> _WHAT IS REQUIRED_: What is needed is every line of the data that includes the word "color". Please copy each one.

[Records from a data collection]
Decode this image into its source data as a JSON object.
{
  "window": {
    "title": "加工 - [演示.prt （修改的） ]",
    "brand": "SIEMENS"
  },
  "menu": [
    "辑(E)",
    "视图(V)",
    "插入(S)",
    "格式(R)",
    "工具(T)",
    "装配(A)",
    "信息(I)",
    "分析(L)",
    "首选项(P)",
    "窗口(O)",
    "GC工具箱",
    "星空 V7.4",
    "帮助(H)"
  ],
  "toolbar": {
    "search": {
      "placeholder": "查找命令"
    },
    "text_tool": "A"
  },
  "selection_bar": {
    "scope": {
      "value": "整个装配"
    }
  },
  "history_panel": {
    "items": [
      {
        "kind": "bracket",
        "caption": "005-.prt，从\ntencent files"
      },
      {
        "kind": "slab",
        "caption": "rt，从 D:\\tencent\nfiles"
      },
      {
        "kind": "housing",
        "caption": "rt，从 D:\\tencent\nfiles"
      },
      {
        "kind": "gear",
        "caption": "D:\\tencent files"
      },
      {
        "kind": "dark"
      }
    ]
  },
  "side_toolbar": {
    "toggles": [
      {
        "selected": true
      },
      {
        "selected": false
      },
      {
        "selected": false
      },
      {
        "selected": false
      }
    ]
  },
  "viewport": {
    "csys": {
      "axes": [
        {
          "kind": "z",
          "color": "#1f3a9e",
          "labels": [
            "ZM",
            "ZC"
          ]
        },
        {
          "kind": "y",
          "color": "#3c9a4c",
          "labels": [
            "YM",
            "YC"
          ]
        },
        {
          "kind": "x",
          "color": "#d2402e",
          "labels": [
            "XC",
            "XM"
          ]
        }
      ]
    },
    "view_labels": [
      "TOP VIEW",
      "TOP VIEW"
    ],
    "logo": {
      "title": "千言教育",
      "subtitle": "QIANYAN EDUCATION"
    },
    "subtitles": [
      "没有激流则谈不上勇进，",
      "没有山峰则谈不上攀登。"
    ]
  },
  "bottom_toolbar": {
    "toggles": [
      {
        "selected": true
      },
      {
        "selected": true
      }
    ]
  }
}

> _RESPONSE AREA_:
          "color": "#1f3a9e",
          "color": "#3c9a4c",
          "color": "#d2402e",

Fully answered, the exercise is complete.